▶ **DATA RECORDS**
• • • • •

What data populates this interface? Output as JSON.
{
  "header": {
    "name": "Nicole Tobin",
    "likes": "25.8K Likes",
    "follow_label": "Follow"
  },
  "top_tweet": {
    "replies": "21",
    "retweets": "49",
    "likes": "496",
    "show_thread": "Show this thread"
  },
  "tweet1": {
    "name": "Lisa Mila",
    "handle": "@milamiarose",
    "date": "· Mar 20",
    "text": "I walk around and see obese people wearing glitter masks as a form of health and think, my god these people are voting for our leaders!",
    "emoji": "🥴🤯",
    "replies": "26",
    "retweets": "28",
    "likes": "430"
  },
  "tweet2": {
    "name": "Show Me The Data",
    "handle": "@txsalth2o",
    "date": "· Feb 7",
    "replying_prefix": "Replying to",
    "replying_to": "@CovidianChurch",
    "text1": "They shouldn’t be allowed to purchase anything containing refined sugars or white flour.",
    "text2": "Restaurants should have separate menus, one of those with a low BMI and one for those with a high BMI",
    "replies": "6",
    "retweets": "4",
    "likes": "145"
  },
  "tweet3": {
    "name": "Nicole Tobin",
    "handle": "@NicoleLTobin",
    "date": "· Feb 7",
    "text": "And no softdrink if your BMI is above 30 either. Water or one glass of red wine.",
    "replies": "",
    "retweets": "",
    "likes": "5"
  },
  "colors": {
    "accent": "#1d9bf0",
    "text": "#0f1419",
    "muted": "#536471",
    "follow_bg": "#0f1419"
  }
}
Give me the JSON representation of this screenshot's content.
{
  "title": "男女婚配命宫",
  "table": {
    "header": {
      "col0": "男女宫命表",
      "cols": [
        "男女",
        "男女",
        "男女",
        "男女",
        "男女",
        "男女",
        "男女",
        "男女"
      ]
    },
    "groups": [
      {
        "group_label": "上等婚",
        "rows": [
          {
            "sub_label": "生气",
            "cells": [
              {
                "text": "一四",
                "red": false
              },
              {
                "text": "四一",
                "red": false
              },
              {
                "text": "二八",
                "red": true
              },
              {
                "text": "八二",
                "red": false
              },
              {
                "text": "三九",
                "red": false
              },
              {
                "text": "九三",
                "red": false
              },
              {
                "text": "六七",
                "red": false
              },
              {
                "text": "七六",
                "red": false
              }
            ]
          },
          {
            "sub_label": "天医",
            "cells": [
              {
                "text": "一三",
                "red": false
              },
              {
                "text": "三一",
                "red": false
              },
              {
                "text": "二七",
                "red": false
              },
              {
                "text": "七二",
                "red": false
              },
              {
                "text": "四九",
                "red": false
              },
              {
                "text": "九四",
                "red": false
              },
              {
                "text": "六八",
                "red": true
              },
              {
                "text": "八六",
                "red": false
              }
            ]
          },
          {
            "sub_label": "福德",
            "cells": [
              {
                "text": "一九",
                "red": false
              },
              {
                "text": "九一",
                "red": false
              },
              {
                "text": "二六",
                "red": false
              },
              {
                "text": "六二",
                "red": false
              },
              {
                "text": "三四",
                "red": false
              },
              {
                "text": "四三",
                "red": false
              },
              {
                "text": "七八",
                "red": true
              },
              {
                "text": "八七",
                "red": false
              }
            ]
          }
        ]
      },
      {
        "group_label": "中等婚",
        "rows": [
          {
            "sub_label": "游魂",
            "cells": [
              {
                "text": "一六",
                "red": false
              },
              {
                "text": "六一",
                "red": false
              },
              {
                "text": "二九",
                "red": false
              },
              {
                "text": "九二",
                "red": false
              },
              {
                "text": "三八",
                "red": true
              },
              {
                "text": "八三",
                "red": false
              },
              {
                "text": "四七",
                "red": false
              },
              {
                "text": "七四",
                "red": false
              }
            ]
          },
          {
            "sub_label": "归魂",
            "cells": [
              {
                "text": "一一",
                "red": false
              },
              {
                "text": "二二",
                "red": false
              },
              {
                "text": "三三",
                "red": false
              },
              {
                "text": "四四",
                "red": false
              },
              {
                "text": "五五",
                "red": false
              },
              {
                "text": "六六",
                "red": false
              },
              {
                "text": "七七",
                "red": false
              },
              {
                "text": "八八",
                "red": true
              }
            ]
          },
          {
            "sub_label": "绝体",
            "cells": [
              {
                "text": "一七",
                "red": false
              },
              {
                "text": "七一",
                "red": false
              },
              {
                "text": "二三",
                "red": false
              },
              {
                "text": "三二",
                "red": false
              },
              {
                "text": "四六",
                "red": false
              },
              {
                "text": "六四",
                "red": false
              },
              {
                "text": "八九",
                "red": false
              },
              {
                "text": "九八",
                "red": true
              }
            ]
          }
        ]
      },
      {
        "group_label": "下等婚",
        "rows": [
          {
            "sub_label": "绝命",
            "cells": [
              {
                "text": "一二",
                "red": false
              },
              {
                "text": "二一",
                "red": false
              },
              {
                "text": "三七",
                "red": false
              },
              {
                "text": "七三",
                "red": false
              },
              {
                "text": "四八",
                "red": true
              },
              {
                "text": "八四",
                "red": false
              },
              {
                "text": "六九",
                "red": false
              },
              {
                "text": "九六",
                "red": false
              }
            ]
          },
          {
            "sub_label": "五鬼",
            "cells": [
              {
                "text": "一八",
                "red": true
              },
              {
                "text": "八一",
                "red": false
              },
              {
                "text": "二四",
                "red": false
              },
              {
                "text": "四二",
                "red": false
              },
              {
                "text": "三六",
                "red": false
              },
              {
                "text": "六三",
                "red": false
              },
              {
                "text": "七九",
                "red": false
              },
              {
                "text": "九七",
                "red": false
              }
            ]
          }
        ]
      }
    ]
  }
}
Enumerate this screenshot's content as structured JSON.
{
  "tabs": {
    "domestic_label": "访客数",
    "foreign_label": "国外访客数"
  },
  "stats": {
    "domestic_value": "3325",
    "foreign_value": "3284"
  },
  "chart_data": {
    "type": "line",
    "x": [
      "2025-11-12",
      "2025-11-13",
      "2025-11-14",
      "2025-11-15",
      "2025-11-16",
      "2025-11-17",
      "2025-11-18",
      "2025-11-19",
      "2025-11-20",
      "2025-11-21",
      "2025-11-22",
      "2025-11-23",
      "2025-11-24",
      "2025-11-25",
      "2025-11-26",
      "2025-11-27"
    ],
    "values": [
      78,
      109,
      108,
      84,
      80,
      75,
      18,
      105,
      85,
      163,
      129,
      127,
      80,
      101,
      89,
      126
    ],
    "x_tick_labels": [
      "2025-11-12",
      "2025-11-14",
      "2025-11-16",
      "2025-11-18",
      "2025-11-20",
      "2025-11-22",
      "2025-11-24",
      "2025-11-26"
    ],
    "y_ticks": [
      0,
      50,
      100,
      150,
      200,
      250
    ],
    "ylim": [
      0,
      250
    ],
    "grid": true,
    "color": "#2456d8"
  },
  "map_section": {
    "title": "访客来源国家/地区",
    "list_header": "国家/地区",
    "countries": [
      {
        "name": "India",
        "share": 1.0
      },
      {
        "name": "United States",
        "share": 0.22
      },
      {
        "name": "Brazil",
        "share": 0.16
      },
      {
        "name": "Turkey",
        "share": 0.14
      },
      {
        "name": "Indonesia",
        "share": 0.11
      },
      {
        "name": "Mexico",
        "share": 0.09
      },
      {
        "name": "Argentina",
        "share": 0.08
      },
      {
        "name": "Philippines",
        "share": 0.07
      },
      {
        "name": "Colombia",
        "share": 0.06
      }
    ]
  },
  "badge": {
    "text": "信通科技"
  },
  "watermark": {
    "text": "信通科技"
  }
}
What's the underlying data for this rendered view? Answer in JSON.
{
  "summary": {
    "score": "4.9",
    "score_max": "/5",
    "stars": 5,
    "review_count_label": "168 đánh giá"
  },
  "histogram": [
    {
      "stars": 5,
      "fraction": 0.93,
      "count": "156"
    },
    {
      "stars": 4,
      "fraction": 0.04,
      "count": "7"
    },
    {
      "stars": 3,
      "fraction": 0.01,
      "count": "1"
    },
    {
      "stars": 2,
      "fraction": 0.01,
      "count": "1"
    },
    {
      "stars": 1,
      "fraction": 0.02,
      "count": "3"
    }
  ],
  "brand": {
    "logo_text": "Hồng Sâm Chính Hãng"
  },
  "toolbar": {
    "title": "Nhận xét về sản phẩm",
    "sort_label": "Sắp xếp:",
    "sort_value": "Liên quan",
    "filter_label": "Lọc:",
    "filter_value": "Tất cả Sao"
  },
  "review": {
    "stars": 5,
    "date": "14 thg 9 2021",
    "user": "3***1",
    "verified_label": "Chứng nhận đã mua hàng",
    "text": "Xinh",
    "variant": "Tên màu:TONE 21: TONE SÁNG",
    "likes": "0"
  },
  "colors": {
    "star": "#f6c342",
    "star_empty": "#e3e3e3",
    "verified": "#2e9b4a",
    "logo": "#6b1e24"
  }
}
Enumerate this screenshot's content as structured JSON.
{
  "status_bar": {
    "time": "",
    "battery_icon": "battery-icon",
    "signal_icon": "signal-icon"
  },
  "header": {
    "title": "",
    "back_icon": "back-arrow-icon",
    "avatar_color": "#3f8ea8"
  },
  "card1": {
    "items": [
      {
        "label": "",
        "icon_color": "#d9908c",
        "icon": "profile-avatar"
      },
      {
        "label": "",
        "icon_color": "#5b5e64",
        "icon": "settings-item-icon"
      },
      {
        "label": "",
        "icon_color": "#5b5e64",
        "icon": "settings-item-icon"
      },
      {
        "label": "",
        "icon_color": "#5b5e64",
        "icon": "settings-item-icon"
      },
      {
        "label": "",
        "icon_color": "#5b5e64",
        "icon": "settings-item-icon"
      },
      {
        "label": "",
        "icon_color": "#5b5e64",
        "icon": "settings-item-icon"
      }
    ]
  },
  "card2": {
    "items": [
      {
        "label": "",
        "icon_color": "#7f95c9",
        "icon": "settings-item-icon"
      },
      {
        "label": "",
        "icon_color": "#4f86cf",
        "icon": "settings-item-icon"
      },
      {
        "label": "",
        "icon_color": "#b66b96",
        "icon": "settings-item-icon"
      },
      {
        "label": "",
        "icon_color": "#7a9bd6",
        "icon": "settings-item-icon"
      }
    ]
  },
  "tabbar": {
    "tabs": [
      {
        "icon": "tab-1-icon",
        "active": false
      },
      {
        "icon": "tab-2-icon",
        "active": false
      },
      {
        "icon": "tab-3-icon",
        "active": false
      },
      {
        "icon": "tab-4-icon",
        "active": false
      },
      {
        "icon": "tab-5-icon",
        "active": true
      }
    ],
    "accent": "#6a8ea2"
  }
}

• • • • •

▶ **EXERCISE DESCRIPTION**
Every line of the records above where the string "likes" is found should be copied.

▶ **ANSWER TO THIS TASK**
    "likes": "25.8K Likes",
    "likes": "496",
    "likes": "430"
    "likes": "145"
    "likes": "5"
    "likes": "0"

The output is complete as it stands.